▸ **Problem description**
Tell how many lines in the data hold "James", giving that figure alone.

▸ **Provided entries**
- - -

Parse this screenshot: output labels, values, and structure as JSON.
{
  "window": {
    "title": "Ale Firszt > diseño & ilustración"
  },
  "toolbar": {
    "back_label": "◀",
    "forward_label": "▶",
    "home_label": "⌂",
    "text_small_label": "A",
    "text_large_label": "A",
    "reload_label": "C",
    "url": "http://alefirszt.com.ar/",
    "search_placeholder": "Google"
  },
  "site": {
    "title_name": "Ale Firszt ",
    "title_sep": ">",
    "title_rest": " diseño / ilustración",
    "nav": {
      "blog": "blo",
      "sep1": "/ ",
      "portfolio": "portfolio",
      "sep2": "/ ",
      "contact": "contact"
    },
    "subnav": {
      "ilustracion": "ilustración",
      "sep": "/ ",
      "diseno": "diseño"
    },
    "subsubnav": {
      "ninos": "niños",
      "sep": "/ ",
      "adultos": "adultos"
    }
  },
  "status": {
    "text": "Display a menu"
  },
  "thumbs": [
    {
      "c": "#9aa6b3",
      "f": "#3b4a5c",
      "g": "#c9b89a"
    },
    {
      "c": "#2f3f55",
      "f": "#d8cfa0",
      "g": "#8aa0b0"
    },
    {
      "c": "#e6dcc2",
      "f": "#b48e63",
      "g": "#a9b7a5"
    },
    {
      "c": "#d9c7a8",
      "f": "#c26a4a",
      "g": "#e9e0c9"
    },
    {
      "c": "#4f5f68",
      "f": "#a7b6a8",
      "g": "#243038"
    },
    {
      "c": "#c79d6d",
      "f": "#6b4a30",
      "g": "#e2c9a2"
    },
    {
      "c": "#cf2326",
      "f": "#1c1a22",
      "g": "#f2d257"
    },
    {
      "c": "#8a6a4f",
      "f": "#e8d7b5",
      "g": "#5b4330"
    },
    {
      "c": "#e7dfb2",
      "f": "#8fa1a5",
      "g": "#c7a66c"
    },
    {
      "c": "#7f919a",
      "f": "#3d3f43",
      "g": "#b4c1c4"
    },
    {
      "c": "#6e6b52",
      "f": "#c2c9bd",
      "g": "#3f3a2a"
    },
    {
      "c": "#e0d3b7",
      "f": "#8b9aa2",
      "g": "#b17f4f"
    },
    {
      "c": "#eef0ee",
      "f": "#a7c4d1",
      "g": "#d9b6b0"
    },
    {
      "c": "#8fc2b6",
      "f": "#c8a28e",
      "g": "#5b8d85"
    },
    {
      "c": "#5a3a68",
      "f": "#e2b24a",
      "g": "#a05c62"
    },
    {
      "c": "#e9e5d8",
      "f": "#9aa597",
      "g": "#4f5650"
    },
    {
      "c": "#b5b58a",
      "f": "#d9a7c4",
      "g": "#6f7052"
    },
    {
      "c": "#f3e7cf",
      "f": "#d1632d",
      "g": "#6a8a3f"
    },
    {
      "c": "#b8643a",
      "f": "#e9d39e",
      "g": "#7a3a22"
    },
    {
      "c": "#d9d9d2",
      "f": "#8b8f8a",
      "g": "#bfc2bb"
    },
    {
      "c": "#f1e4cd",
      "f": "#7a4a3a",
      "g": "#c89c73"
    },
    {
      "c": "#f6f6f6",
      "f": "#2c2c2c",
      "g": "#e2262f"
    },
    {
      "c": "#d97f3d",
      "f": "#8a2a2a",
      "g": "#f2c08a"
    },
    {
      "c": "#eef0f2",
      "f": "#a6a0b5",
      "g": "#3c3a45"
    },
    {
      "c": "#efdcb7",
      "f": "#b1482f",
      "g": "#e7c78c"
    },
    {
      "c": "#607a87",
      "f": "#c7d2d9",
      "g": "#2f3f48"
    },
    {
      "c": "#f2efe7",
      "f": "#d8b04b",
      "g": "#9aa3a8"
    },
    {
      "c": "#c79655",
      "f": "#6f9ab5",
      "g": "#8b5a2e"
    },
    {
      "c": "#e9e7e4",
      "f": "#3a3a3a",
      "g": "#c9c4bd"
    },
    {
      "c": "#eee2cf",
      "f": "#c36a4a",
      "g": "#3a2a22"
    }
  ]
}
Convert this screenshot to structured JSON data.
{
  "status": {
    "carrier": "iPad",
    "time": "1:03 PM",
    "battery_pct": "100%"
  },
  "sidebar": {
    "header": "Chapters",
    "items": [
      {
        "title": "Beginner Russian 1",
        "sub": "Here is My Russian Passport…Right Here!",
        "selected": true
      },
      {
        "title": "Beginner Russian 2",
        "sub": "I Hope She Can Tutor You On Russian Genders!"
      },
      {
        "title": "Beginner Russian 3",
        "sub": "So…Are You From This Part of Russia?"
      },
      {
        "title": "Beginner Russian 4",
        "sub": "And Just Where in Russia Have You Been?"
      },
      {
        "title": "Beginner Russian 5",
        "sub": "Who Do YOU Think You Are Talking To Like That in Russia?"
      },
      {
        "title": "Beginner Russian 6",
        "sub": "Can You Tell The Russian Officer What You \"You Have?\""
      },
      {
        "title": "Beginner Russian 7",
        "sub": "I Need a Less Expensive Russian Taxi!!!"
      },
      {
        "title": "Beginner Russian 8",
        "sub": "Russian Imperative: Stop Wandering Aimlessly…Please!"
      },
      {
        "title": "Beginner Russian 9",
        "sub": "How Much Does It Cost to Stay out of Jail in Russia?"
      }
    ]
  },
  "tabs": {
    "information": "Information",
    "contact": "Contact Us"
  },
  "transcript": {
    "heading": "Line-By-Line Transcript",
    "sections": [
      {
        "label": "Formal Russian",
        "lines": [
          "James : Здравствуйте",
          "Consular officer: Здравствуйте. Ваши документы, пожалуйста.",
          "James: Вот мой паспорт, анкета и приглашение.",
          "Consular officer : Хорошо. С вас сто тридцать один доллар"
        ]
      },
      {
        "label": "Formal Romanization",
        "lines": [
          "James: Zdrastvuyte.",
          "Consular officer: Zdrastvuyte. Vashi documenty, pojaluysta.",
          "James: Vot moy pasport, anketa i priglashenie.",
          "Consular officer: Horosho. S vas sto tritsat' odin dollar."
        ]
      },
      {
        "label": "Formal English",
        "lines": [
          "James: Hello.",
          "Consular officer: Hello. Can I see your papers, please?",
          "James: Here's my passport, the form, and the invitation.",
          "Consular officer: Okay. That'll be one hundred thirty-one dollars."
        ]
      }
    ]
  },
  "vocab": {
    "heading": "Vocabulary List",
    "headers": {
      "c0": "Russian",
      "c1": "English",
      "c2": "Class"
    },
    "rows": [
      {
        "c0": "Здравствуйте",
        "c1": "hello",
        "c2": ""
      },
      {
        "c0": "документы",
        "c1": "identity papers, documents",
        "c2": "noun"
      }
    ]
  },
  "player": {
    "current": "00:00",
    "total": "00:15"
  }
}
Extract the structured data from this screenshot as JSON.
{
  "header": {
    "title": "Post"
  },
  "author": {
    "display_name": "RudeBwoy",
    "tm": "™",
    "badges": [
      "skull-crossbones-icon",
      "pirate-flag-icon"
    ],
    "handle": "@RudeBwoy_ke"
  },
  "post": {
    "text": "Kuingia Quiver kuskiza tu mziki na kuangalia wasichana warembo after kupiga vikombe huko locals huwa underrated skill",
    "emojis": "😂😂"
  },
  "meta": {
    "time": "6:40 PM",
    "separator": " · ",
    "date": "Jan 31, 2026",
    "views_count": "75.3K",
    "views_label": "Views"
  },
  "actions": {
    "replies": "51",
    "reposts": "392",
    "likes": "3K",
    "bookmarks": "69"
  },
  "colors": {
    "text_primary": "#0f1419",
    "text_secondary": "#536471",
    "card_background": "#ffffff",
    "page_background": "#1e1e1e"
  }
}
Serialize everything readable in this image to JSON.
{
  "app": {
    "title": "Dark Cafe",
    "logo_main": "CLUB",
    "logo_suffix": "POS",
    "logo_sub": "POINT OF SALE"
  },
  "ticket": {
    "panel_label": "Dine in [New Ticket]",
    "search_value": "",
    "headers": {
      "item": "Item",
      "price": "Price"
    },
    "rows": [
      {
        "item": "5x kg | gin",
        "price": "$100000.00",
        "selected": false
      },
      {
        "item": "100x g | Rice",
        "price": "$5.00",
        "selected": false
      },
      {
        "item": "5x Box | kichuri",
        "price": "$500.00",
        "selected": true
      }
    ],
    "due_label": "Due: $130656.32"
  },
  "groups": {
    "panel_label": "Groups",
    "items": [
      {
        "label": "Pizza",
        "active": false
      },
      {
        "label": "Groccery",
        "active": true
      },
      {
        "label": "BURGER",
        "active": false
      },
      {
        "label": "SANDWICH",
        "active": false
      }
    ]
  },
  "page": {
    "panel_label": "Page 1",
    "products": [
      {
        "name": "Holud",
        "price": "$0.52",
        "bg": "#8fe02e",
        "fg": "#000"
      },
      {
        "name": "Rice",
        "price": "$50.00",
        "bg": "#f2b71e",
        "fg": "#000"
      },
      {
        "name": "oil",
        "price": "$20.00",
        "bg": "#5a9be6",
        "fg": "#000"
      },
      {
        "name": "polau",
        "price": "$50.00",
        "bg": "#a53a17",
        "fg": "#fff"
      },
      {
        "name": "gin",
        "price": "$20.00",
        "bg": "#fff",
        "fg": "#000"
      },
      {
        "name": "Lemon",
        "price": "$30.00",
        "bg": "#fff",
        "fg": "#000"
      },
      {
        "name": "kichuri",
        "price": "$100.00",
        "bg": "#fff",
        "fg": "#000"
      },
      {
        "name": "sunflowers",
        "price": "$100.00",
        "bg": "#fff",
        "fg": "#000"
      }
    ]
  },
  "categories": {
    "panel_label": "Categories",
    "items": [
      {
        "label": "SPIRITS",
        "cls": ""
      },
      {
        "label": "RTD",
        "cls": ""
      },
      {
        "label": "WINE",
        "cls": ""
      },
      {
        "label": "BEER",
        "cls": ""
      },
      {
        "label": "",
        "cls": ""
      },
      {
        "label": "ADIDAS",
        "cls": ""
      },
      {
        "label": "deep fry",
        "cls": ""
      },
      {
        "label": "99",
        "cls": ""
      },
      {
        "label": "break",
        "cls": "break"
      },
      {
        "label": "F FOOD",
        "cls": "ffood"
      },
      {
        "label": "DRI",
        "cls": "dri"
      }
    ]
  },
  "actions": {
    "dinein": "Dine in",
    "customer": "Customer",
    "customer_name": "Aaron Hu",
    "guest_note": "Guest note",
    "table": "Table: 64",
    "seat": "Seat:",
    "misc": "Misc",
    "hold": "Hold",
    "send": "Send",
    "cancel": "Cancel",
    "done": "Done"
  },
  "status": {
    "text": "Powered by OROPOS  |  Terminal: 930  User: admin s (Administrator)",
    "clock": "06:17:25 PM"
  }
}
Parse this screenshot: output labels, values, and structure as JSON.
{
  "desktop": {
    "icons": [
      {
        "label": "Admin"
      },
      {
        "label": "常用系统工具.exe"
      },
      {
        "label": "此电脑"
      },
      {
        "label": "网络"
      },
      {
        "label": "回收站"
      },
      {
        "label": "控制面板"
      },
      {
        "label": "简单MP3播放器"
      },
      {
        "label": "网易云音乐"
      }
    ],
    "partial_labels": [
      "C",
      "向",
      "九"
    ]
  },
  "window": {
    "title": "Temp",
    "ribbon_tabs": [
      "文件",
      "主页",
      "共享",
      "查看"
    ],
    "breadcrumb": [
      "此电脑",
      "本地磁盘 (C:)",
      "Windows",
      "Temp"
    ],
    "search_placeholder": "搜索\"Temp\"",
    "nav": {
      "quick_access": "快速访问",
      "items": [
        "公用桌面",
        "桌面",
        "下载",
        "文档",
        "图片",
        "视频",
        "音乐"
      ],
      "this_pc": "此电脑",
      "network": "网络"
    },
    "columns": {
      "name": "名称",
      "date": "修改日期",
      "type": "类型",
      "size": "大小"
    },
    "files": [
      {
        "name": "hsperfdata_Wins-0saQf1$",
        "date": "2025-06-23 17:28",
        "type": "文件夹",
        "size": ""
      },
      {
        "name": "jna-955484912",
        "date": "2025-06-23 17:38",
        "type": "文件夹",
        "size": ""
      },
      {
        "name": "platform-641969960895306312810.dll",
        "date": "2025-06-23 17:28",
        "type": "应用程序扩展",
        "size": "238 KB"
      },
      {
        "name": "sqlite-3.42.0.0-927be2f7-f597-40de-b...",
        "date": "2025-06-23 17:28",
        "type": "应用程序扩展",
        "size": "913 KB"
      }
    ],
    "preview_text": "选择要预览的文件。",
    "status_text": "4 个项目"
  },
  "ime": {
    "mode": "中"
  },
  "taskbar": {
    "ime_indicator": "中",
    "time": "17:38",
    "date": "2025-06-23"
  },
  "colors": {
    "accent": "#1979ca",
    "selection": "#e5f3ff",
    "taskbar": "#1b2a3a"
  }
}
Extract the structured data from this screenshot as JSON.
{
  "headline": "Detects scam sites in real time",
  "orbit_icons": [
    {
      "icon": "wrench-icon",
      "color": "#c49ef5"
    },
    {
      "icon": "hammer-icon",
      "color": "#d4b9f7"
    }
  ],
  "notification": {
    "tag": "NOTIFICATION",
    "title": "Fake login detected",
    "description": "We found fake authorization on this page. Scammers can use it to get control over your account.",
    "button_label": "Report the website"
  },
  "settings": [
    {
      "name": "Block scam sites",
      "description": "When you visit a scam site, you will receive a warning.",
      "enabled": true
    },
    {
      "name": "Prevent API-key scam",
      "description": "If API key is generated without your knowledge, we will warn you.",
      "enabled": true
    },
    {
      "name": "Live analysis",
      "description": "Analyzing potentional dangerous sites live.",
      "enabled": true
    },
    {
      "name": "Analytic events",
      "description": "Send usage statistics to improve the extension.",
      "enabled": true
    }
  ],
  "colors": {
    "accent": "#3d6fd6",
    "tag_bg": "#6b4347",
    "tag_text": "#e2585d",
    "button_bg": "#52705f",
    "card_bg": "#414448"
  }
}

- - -

▸ **Exercise response**
6